President Nicos Anastasiades sparked the anger of the Nikolas Papadopoulos camp on Sunday after bringing up his rival’s family wealth and stating that his mother’s money could not solve the problem of non-performing loans (NPLs).
In an interview published on Sunday by Kathimerini, Anastasiades, who is seeking a second term, said when asked about the persistent NPL problem: “I will not start promising a haircut on loans, just as I hear some people saying, as if this comes from their mother’s money or the inheritance they received from someone.”
Even though he mentioned no names, it was widely understood that Anastasiades was referring to Papadopoulos and his mother Fotini.
In response, Papadopoulos’ election camp said in an announcement that Anastasiades had outdone himself in “vulgarity and immorality”.
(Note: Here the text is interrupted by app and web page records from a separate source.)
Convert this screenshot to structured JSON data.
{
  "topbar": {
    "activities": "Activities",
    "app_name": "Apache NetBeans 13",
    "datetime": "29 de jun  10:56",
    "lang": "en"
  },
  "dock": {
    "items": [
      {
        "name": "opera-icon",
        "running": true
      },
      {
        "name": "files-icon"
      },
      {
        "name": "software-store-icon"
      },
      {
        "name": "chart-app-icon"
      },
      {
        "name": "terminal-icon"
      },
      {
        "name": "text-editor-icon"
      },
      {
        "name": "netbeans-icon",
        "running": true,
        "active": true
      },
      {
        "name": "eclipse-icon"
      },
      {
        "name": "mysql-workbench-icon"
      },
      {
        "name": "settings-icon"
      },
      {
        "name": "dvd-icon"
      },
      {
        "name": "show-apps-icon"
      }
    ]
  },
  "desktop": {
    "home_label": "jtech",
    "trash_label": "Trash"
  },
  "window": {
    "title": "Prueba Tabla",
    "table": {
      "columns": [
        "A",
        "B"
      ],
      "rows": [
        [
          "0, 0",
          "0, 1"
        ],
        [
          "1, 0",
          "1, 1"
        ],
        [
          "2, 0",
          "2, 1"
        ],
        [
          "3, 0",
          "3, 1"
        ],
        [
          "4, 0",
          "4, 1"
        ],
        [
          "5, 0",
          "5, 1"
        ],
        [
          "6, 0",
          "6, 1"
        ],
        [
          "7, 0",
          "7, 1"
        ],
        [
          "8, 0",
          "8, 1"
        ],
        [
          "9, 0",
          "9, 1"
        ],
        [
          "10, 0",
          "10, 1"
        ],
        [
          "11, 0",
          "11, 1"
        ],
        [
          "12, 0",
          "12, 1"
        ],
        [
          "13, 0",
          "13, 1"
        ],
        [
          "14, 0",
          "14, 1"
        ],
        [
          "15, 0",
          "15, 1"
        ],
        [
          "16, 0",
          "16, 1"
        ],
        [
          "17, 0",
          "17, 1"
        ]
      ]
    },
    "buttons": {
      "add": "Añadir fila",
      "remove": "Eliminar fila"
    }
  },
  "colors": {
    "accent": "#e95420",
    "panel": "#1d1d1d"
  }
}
“After failing for five years to deal with the huge problem of NPLs and having no counter-proposal to that of Nikolas Papadopoulos on the creation of a public agency to manage NPLs, Mr Anastasiades […] made offensive, sarcastic and degrading comments for Mrs Fotini Papadopoulou and (her father) national benefactor Anastasios Leventis,” an announcement said.
Diko said that this was an effort by Anastasiades to dismiss the proposals of Papadopoulos.
Fotini Papadopoulou, the party said, was well-known in Cyprus for her “massive and substantial charity work”.
This statement, the party said, showed the president lacked seriousness, the absence of any plan to deal with the serious problems of the economy and that he was panicking over “the appeal of Nikolas Papadopoulos’ proposals to the people”.
Greens leader Giorgos Perdikis ran to support of Papadopoulos, whom his party is backing, and tweeted: “I don’t know if ‘mummy’s money’ can solve the problem of the NPLs. What’s certain is that it is never going to be solved by Anastasiades’ indifference and (Finance Minister) Harris’ (Georgiades) callousness”.
Akel-backed independent candidate Stavros Malas also censured Anastasiades for “immorally attacking one of his election opponents”.
Ruling party Disy rushed to the president’s defence. Disy spokesman Prodromos Prodromou said that those who were offended by Anastasiades’ comment were overreacting.
Anastasiades used “a common figure of speech, criticising those who do not understand that state policies have to do with taxpayers’ money, and behave as if they have to do with the money and property of their family”.
Those who took offence at Anastasiades’ statement, were those who felt this comment was about them, Prodromou said.